> _Work instruction_
Go through the records below and copy out every line holding "your".

> _Provided material_

#####

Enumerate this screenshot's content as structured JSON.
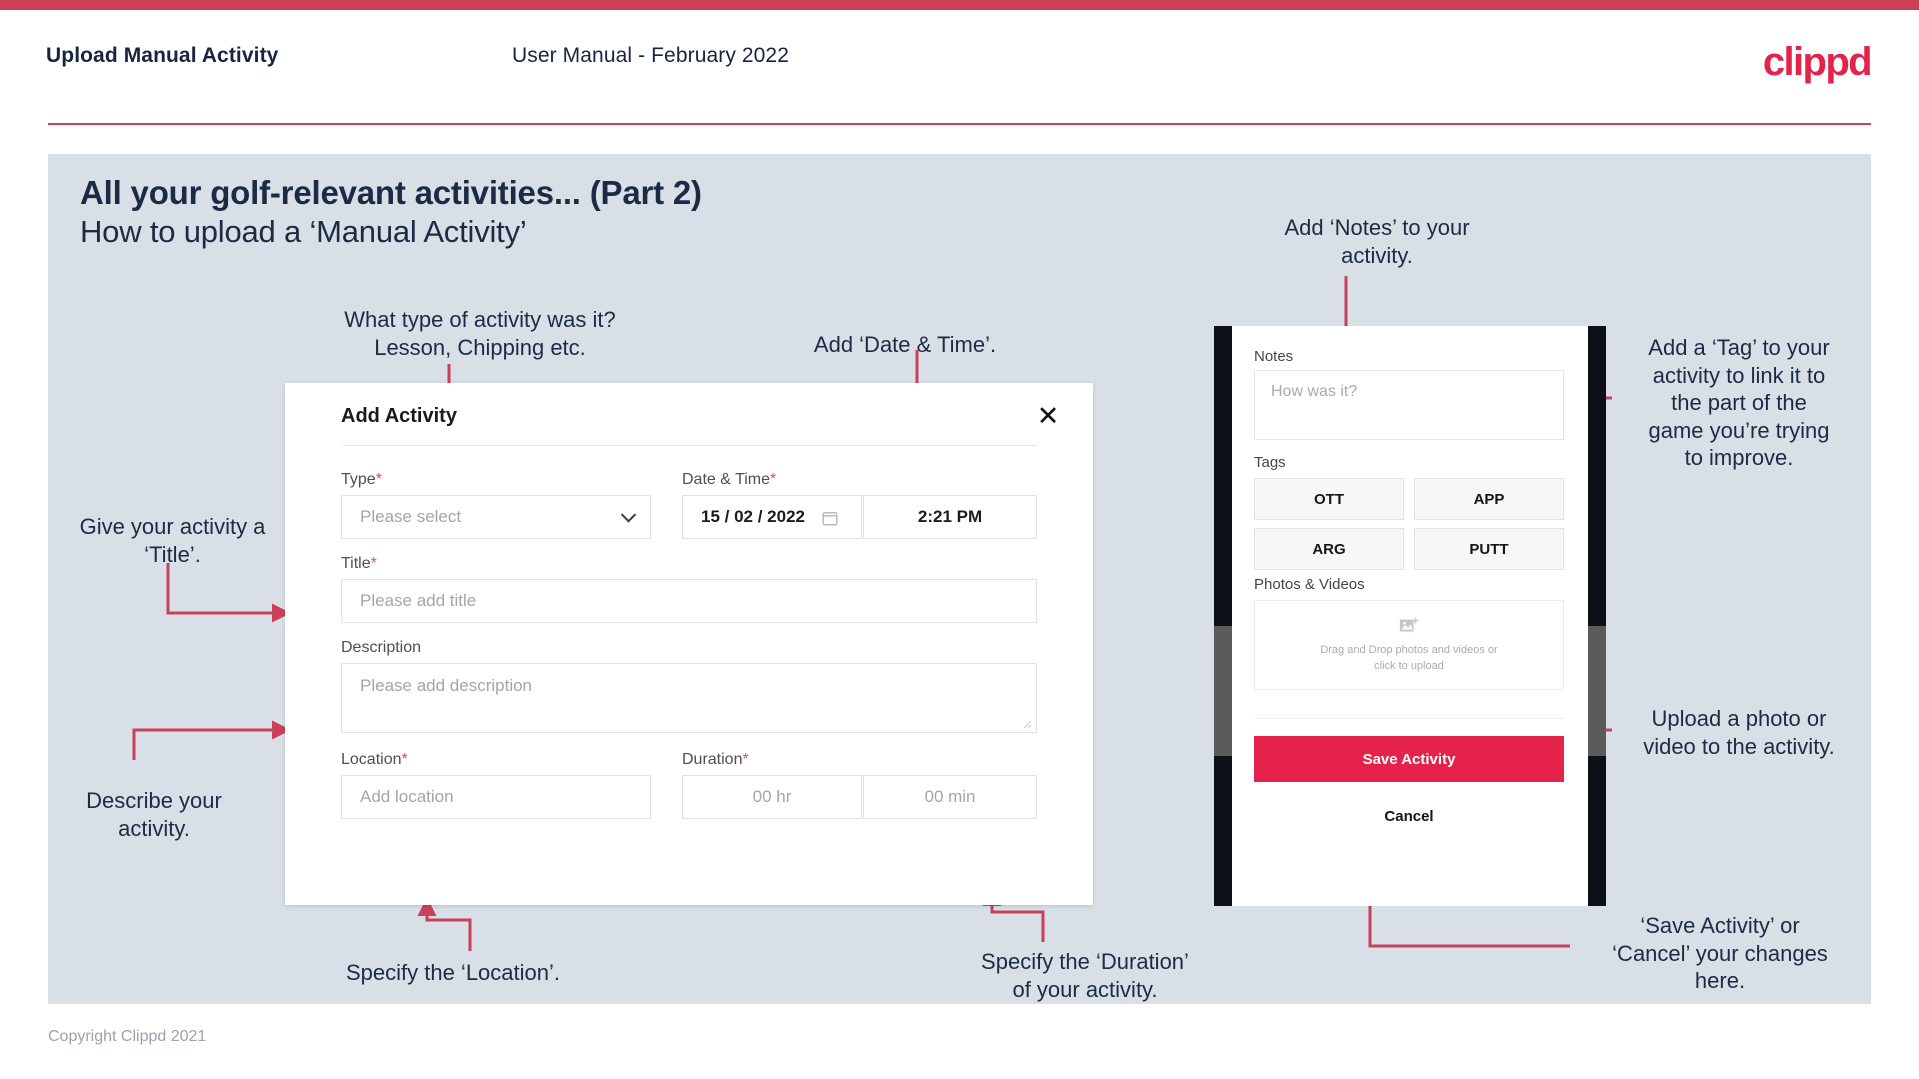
{
  "header": {
    "title": "Upload Manual Activity",
    "subtitle": "User Manual - February 2022",
    "logo": "clippd"
  },
  "slide": {
    "title": "All your golf-relevant activities... (Part 2)",
    "subtitle": "How to upload a ‘Manual Activity’"
  },
  "footer": {
    "copyright": "Copyright Clippd 2021"
  },
  "annotations": {
    "type": "What type of activity was it?\nLesson, Chipping etc.",
    "date_time": "Add ‘Date & Time’.",
    "title": "Give your activity a\n‘Title’.",
    "description": "Describe your\nactivity.",
    "location": "Specify the ‘Location’.",
    "duration": "Specify the ‘Duration’\nof your activity.",
    "notes": "Add ‘Notes’ to your\nactivity.",
    "tags": "Add a ‘Tag’ to your\nactivity to link it to\nthe part of the\ngame you’re trying\nto improve.",
    "photos": "Upload a photo or\nvideo to the activity.",
    "save_cancel": "‘Save Activity’ or\n‘Cancel’ your changes\nhere."
  },
  "dialog": {
    "title": "Add Activity",
    "close_icon": "close-icon",
    "fields": {
      "type": {
        "label": "Type",
        "required": "*",
        "placeholder": "Please select",
        "value": ""
      },
      "date_time": {
        "label": "Date & Time",
        "required": "*",
        "date_value": "15 /  02  / 2022",
        "calendar_icon": "calendar-icon",
        "time_value": "2:21 PM"
      },
      "title": {
        "label": "Title",
        "required": "*",
        "placeholder": "Please add title",
        "value": ""
      },
      "description": {
        "label": "Description",
        "required": "",
        "placeholder": "Please add description",
        "value": ""
      },
      "location": {
        "label": "Location",
        "required": "*",
        "placeholder": "Add location",
        "value": ""
      },
      "duration": {
        "label": "Duration",
        "required": "*",
        "hours_placeholder": "00 hr",
        "minutes_placeholder": "00 min"
      }
    }
  },
  "mobile": {
    "notes": {
      "label": "Notes",
      "placeholder": "How was it?"
    },
    "tags": {
      "label": "Tags",
      "items": [
        "OTT",
        "APP",
        "ARG",
        "PUTT"
      ]
    },
    "photos": {
      "label": "Photos & Videos",
      "icon": "add-image-icon",
      "dropzone_text": "Drag and Drop photos and videos or\nclick to upload"
    },
    "save_label": "Save Activity",
    "cancel_label": "Cancel"
  },
  "colors": {
    "brand_pink": "#e5224a",
    "accent_rule": "#cf4055",
    "slide_bg": "#d8dfe6",
    "text_dark": "#1c2b45",
    "arrow": "#c9405a"
  }
}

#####

> _Answer to this exercise_
    "title": "All your golf-relevant activities... (Part 2)",
    "title": "Give your activity a\n‘Title’.",
    "description": "Describe your\nactivity.",
    "duration": "Specify the ‘Duration’\nof your activity.",
    "notes": "Add ‘Notes’ to your\nactivity.",
    "tags": "Add a ‘Tag’ to your\nactivity to link it to\nthe part of the\ngame you’re trying\nto improve.",
    "save_cancel": "‘Save Activity’ or\n‘Cancel’ your changes\nhere."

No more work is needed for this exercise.